--- Available records Enclosed Below ---
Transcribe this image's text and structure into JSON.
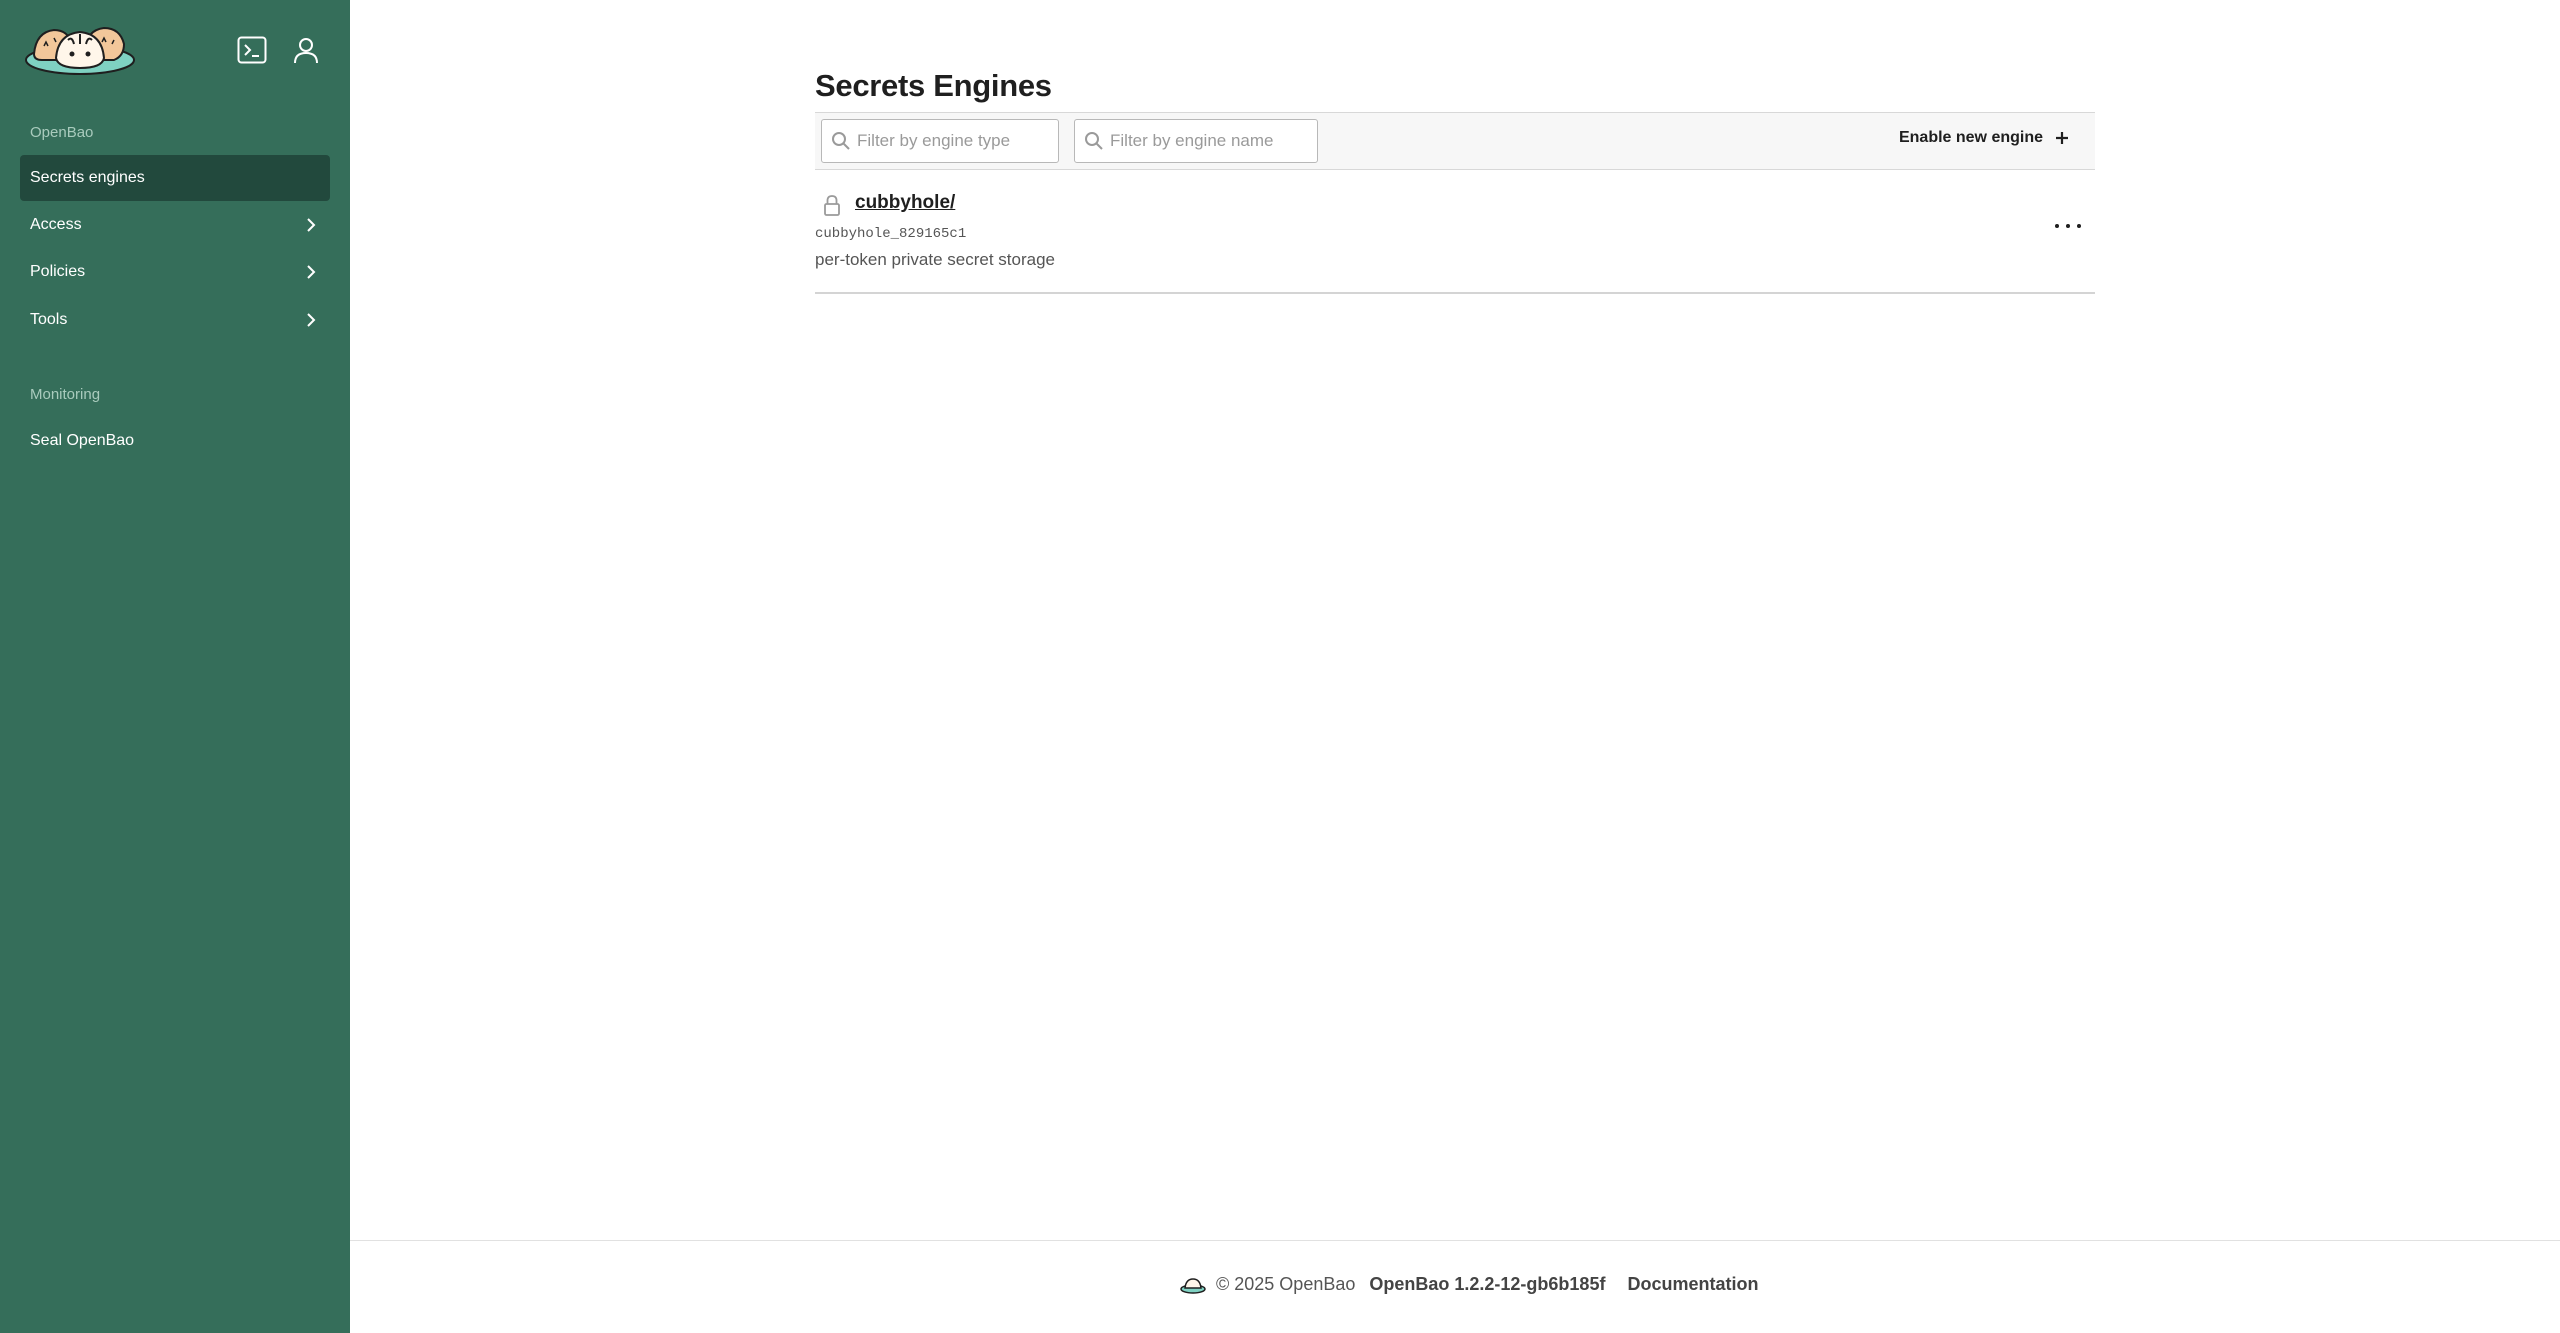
{
  "sidebar": {
    "section_openbao": "OpenBao",
    "items": [
      {
        "label": "Secrets engines",
        "active": true
      },
      {
        "label": "Access"
      },
      {
        "label": "Policies"
      },
      {
        "label": "Tools"
      }
    ],
    "section_monitoring": "Monitoring",
    "seal_label": "Seal OpenBao",
    "icons": [
      "openbao-logo",
      "terminal-icon",
      "user-icon",
      "chevron-right-icon"
    ]
  },
  "main": {
    "title": "Secrets Engines",
    "filter_type_placeholder": "Filter by engine type",
    "filter_name_placeholder": "Filter by engine name",
    "enable_label": "Enable new engine",
    "engines": [
      {
        "name": "cubbyhole/",
        "id": "cubbyhole_829165c1",
        "description": "per-token private secret storage",
        "icon": "lock-icon"
      }
    ]
  },
  "footer": {
    "copyright": "© 2025 OpenBao",
    "version": "OpenBao 1.2.2-12-gb6b185f",
    "docs": "Documentation"
  },
  "colors": {
    "sidebar_bg": "#356e5a",
    "sidebar_active": "#22493d",
    "section_label": "#a9cbbd"
  }
}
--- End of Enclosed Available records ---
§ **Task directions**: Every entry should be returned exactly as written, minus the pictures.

§ **Task result**:
Transcribe this image's text and structure into JSON.
{
  "sidebar": {
    "section_openbao": "OpenBao",
    "items": [
      {
        "label": "Secrets engines",
        "active": true
      },
      {
        "label": "Access"
      },
      {
        "label": "Policies"
      },
      {
        "label": "Tools"
      }
    ],
    "section_monitoring": "Monitoring",
    "seal_label": "Seal OpenBao",
    "icons": [
      "openbao-logo",
      "terminal-icon",
      "user-icon",
      "chevron-right-icon"
    ]
  },
  "main": {
    "title": "Secrets Engines",
    "filter_type_placeholder": "Filter by engine type",
    "filter_name_placeholder": "Filter by engine name",
    "enable_label": "Enable new engine",
    "engines": [
      {
        "name": "cubbyhole/",
        "id": "cubbyhole_829165c1",
        "description": "per-token private secret storage",
        "icon": "lock-icon"
      }
    ]
  },
  "footer": {
    "copyright": "© 2025 OpenBao",
    "version": "OpenBao 1.2.2-12-gb6b185f",
    "docs": "Documentation"
  },
  "colors": {
    "sidebar_bg": "#356e5a",
    "sidebar_active": "#22493d",
    "section_label": "#a9cbbd"
  }
}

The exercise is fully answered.